A demonstration was held in San Francisco Wednesday outside Western
at 24th and Folsom streets to call for an international boycott
of the company for its price gouging practices.
Photos by John
December 20, 2007
Members of the Transnational Institute for Grassroots Research
and Action (TIGRA) called for an international boycott of Western
Union Wednesday until the money transfer company adopts fair remittance
practices for immigrant communities.
The group says Western Union, the largest money transfer company
in the world, "extracts resources" from immigrant communities
who need to send money to support families in their home countries,
charging as much as $15.00 to $25.00 per transaction - 30 percent
higher than industry standards.
In 2006 over $60 billion was wired to Latin American countries
with as much as 75 percent wired from US workers.
TIGRA Executive Director Francis Calpotura said the group announced
the boycott campaign last September, with over 200 immigrant organizations
In addition to charging exhorbitent commissions, Western Union
also uses low currency exchange rates, according to TIGRA. The
group is calling for lower commissions, fair market exchange rates,
and a commitment from Western Union to create a "transnational
community benefit fund," which would be funded by a one-dollar
per transaction fee.
Calpotura says other money transfer companies have been open
to the idea of the transnational fund, which would provide childcare,
transportation, job development and other programs under negotiation
with the group.

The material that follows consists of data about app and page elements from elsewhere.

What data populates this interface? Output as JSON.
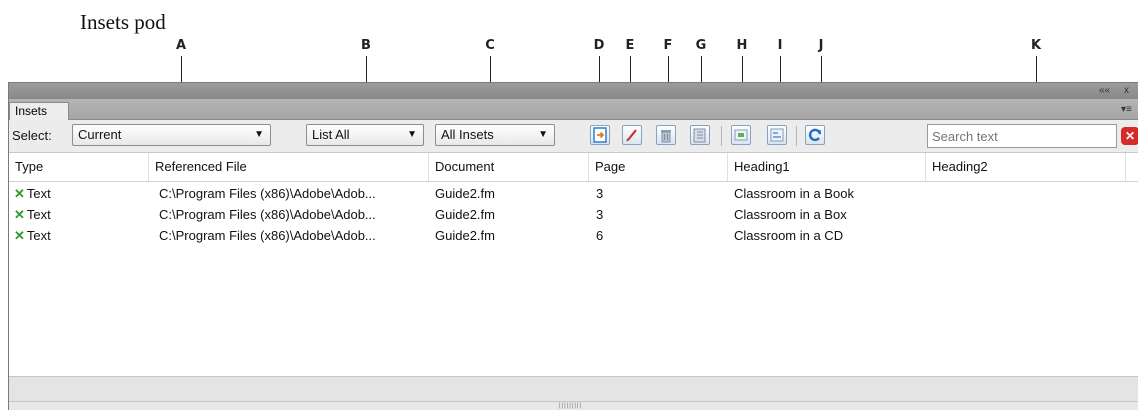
{
  "figure": {
    "title": "Insets pod",
    "callouts": [
      "A",
      "B",
      "C",
      "D",
      "E",
      "F",
      "G",
      "H",
      "I",
      "J",
      "K"
    ]
  },
  "panel": {
    "tab_label": "Insets",
    "collapse_glyph": "««",
    "close_glyph": "x",
    "menu_glyph": "▾≡",
    "toolbar": {
      "select_label": "Select:",
      "scope_value": "Current",
      "list_value": "List All",
      "filter_value": "All Insets",
      "search_placeholder": "Search text",
      "dropdown_arrow": "▼"
    },
    "buttons": [
      {
        "name": "import-inset-button",
        "icon": "import-icon"
      },
      {
        "name": "edit-inset-button",
        "icon": "pencil-icon"
      },
      {
        "name": "delete-inset-button",
        "icon": "trash-icon"
      },
      {
        "name": "delete-all-button",
        "icon": "trash-list-icon"
      },
      {
        "name": "convert-button",
        "icon": "convert-icon"
      },
      {
        "name": "update-properties-button",
        "icon": "properties-icon"
      },
      {
        "name": "refresh-button",
        "icon": "refresh-icon"
      }
    ],
    "columns": [
      "Type",
      "Referenced File",
      "Document",
      "Page",
      "Heading1",
      "Heading2"
    ],
    "rows": [
      {
        "type": "Text",
        "file": "C:\\Program Files (x86)\\Adobe\\Adob...",
        "document": "Guide2.fm",
        "page": "3",
        "heading1": "Classroom in a Book",
        "heading2": ""
      },
      {
        "type": "Text",
        "file": "C:\\Program Files (x86)\\Adobe\\Adob...",
        "document": "Guide2.fm",
        "page": "3",
        "heading1": "Classroom in a Box",
        "heading2": ""
      },
      {
        "type": "Text",
        "file": "C:\\Program Files (x86)\\Adobe\\Adob...",
        "document": "Guide2.fm",
        "page": "6",
        "heading1": "Classroom in a CD",
        "heading2": ""
      }
    ],
    "type_icon_glyph": "✕",
    "grip_glyph": "|||||||||"
  },
  "colors": {
    "accent_blue": "#2a7fd4",
    "type_icon_green": "#2f9a2f",
    "clear_red": "#d62b2b"
  }
}
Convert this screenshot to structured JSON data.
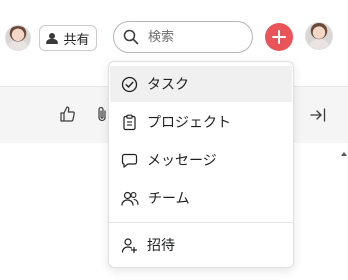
{
  "header": {
    "share_label": "共有",
    "search_placeholder": "検索"
  },
  "menu": {
    "items": [
      {
        "label": "タスク",
        "icon": "check-circle-icon"
      },
      {
        "label": "プロジェクト",
        "icon": "clipboard-icon"
      },
      {
        "label": "メッセージ",
        "icon": "chat-bubble-icon"
      },
      {
        "label": "チーム",
        "icon": "people-icon"
      }
    ],
    "invite_label": "招待",
    "invite_icon": "person-plus-icon"
  },
  "colors": {
    "accent": "#e8545a"
  }
}
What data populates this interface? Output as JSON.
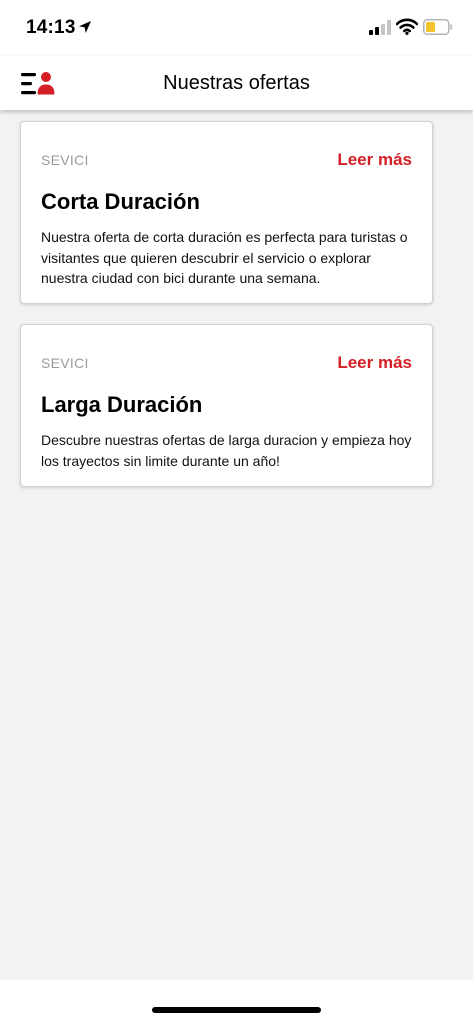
{
  "status_bar": {
    "time": "14:13",
    "icons": [
      "location-arrow-icon",
      "cellular-signal-icon",
      "wifi-icon",
      "battery-low-icon"
    ]
  },
  "header": {
    "title": "Nuestras ofertas",
    "menu_icon": "menu-profile-icon"
  },
  "offers": [
    {
      "category": "SEVICI",
      "link_label": "Leer más",
      "title": "Corta Duración",
      "description": "Nuestra oferta de corta duración es perfecta para turistas o visitantes que quieren descubrir el servicio o explorar nuestra ciudad con bici durante una semana."
    },
    {
      "category": "SEVICI",
      "link_label": "Leer más",
      "title": "Larga Duración",
      "description": "Descubre nuestras ofertas de larga duracion y empieza hoy los trayectos sin limite durante un año!"
    }
  ],
  "colors": {
    "accent": "#d41f26",
    "background": "#f2f2f2",
    "card": "#ffffff",
    "muted_text": "#9b9b9b",
    "battery_fill": "#f3c32f"
  }
}
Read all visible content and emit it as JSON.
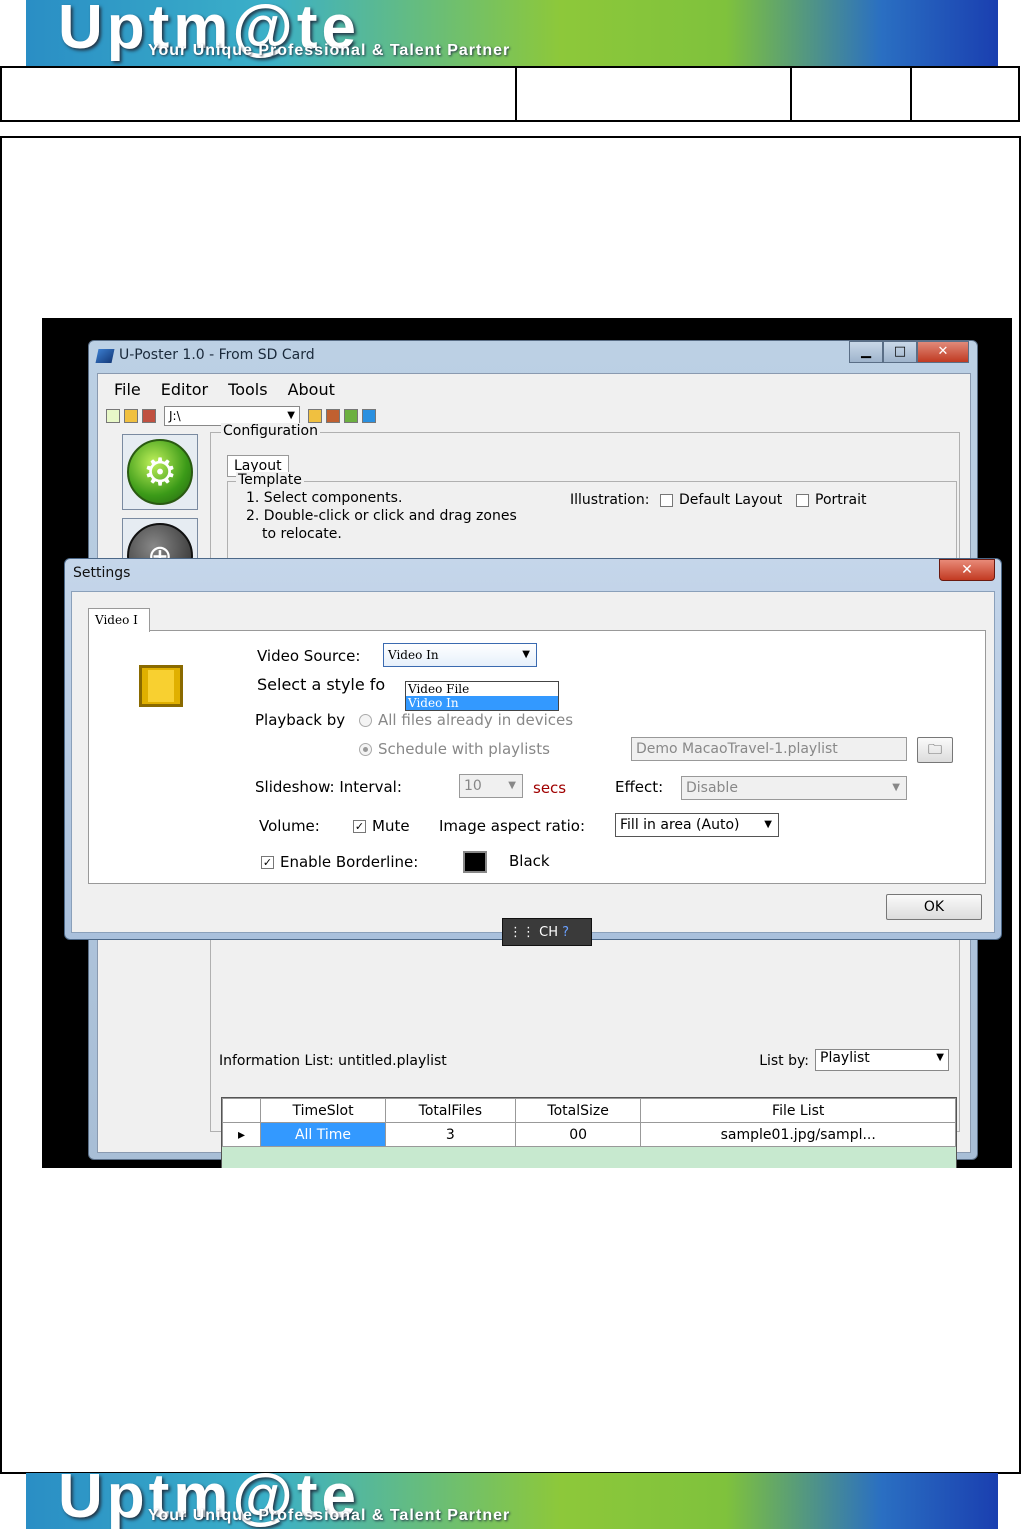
{
  "banner": {
    "logo": "Uptm@te",
    "tagline": "Your Unique Professional & Talent Partner"
  },
  "main_window": {
    "title": "U-Poster 1.0 - From SD Card",
    "menu": [
      "File",
      "Editor",
      "Tools",
      "About"
    ],
    "drive": "J:\\",
    "configuration": {
      "legend": "Configuration",
      "tab": "Layout",
      "template_legend": "Template",
      "steps": [
        "1. Select components.",
        "2. Double-click or click and drag zones",
        "to relocate."
      ],
      "illustration_label": "Illustration:",
      "default_layout": "Default Layout",
      "portrait": "Portrait"
    },
    "info_list_label": "Information List:",
    "info_list_value": "untitled.playlist",
    "list_by_label": "List by:",
    "list_by_value": "Playlist",
    "grid": {
      "columns": [
        "TimeSlot",
        "TotalFiles",
        "TotalSize",
        "File List"
      ],
      "rows": [
        [
          "All Time",
          "3",
          "00",
          "sample01.jpg/sampl..."
        ]
      ]
    }
  },
  "settings": {
    "title": "Settings",
    "tab": "Video I",
    "video_source_label": "Video Source:",
    "video_source_value": "Video In",
    "video_source_options": [
      "Video File",
      "Video In"
    ],
    "select_style_label": "Select a style fo",
    "playback_label": "Playback by",
    "playback_opt1": "All files already in devices",
    "playback_opt2": "Schedule with playlists",
    "playlist_value": "Demo MacaoTravel-1.playlist",
    "slideshow_label": "Slideshow: Interval:",
    "interval_value": "10",
    "secs": "secs",
    "effect_label": "Effect:",
    "effect_value": "Disable",
    "volume_label": "Volume:",
    "mute_label": "Mute",
    "aspect_label": "Image aspect ratio:",
    "aspect_value": "Fill in area (Auto)",
    "border_label": "Enable Borderline:",
    "border_color_name": "Black",
    "ok": "OK",
    "close": "✕"
  },
  "ime": {
    "text": "CH"
  },
  "colors": {
    "selection": "#3399ff",
    "grid_bg": "#c7e9cf",
    "secs": "#a00000"
  }
}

"The only question is, is Western Union going to change?"
Calpotura said, adding Western Union has so far ignored their
Western Union spokesman Dan Diaz said TIGRA "has completely
disregarded - and has no interest in learning - what we, as a
corporation, are doing."
Diaz said that since 2001 Western Union has granted nearly $40
million to non-profit organizations worldwide in more than 70
countries and territories to support humanitarian projects including
disaster relief, health and human services programs, and education.
Also, Diaz said, Western Union announced last September its "Our
World, Our Family," program - a $50 million, five-year initiative
aimed at empowering migrant families through education and "economic
Diaz said he hopes the program will promote education by offering
scholarships to migrant families and creating entrepreneurs by
providing mentors for small businesses.
But Youssef Sawan, TIGRA's regional coordinator for the Bay Area,
says the program works with governments rather than communities,
leaving communities with little voice on how investment funds
can best be used.
"We believe that communities ultimately know better than
anyone what types of developments, and what types of assistance
they need, rather than governments or corporations," Sawan
Sawan said Western Union's plan to invest less than 50-cents
per $100 of profits back into communities is much less than WalMart
which invests $2.30 per $100 into similar community fund programs.
TIGRA noted that Christina Gold, Western Union's CEO, received
$16 million in bonuses in 2006.
"As a predatory financial institution, we're asking that
they own up to their responsibility," Sawan said.
Similar boycotts have been launched in at least a dozen cities
nationwide, including Los Angeles, Chicago, Oakland, Minneapolis,
Charlotte, Providence, New Brunswick and New York.